By Tabassum Mosleh
The Holmes-Rahs Stress Inventory ranks divorce as the second most stressful event in life (compare that to “major personal injury or illness,” which is ranked at number 6). It’s not very surprising, since divorce doesn’t just mean separation from your life-mate; it denotes a complete life change – as if you’ve jumped out of a plane and landed in a totally desolate land. One can possibly adjust to one major life change in a short span of time, but not if your whole world is turned upside-down. Your outlook toward the future is completely smashed, and you need to rebuild your dreams.
Although divorce is permissible in Islam, it’s definitely not recommended. The Quran tells us to patch things up in every way we can and then finally opt for divorce if you don’t have any other way of living a peaceful life. The Prophet (s.a.w.) said in a sahih hadith:
The most hated of permissible things to Allah is divorce. [Ibn Majah 2018]
When a person finds himself or herself forced to take this most hated but permissible step, he or she is plunged into a very fragile state. A lot of friendly support is needed, and psychotherapy is highly recommended. But in fact, instead of lending out brotherly support, our society tends to look down on divorced people, especially women. In many Muslim countries it becomes almost impossible for them to get married again, and if they do, then their only options are other divorced or widowed Muslims.
Anyone going through this extreme stress will find true peace only in the Quran and in the life and Sunnah of the Prophet (s.a.).
- Read and reflect on the Quran.
Quran is medicine for the broken heart. Allah (s.w.t.) says,
It is, for those who believe, a guidance and cure. [Quran, 41:44]
When you recite the Quran, angels come near you to listen. Reciting Quran itself brings tranquility, even if one doesn’t understand the meaning:
A man was reciting Surat Al-Kahf and his horse was tied with two ropes beside him. A cloud came down and spread over that man, and it kept on coming closer and closer to him till his horse started jumping (as if afraid of something). When it was morning, the man came to the Prophet, and told him of that experience. The Prophet (ﷺ) said, ‘That was As-Sakina (tranquility) which descended because of (the recitation of) the Qur’an.’ [Sahih al-Bukhari 5011]
Understanding what you’re reciting adds a second layer to the balm on your heart– because of the divine counsel it contains.
- Look at the examples in the Prophet’s life:
Khadijah, the Mother of the Believers, was middle-aged and had lost two or three husbands when she finally found the Prophet (sa).
Zaynab bint Jahsh (ra)
Her case was different in that, though she was married to a pious believer, they just weren’t matched for each other.

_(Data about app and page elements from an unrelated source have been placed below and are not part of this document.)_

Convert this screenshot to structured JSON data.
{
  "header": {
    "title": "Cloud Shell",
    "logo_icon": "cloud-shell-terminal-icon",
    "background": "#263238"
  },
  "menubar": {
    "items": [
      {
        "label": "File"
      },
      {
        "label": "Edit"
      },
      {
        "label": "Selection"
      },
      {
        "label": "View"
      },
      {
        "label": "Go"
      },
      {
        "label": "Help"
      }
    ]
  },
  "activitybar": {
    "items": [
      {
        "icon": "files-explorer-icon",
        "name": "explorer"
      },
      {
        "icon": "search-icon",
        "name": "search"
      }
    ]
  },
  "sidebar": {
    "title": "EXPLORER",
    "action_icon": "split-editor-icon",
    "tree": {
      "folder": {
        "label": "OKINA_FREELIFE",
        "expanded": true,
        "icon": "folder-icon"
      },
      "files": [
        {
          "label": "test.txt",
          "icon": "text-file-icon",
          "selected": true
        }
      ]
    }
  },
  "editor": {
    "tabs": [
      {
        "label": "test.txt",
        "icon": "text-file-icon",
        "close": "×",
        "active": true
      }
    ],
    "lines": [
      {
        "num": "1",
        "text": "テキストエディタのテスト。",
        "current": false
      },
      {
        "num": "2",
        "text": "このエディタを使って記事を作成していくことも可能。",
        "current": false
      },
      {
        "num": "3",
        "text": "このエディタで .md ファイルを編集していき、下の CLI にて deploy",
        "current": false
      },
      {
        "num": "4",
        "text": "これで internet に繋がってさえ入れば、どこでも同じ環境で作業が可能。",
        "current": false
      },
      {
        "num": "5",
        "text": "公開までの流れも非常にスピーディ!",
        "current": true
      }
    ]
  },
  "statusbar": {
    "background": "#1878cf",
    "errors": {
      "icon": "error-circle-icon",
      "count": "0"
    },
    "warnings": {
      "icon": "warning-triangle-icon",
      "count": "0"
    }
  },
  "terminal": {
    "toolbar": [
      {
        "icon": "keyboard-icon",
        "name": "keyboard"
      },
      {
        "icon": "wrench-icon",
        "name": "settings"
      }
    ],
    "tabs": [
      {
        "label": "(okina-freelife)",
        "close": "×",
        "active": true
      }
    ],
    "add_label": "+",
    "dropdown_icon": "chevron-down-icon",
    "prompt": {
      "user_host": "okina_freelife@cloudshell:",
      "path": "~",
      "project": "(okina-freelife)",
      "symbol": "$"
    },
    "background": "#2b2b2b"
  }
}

Umm Salamah (ra):
Umm Salamah (r.a.) lost her husband, Abu Salamah (r.a.). Abu Salamah had told his wife that he had heard the Prophet (s.a.w.) saying that when a Muslim is stricken with a calamity and reacts by saying a dua that Allah has commanded, Allah will reward him for that and compensate him with something better than it:
Truly, to Allah we belong and truly, to Him we shall return. O Allah, with You I seek reward for my calamity, so reward me for it and compensate me.
So when he died, Umm Salamah said this dua. She said, “When I wanted to say “and compensate me with better,” I said to myself: ‘How can I be compensated with something better than Abu Salamah?’ Then I said it, and Allah compensated me with Muhammad (ﷺ) and rewarded me for my calamity.”
Let’s look closer at what the dua is saying: she is acknowledging the fact that everything, including ourselves, belong to Allah, and so whatever Allah has taken from her, He has a right to do so, because it belongs to Him anyway.
All these cases of the Mothers of the Believers (radiyallahu anhunna), inspire hope in our hearts after divorce. If they could find a better husband (in fact the best), why can’t I? Although it may not seem feasible to us, like Umm Salamah, we have no idea what miracles Allah can bring into our lives.
Bio: Tabassum is a final year student of BA in Islamic Studies at Islamic Online University, and a Foundation student in Classical Arabic and Islamic Studies at al-Salam Institute. She also has a degree in Mechanical Engineering, and studies psychology by herself. She’s interested in a wide range of subjects, and writes about them at understandquran.com/blog and other blogs. Contact: firstname.lastname@example.org.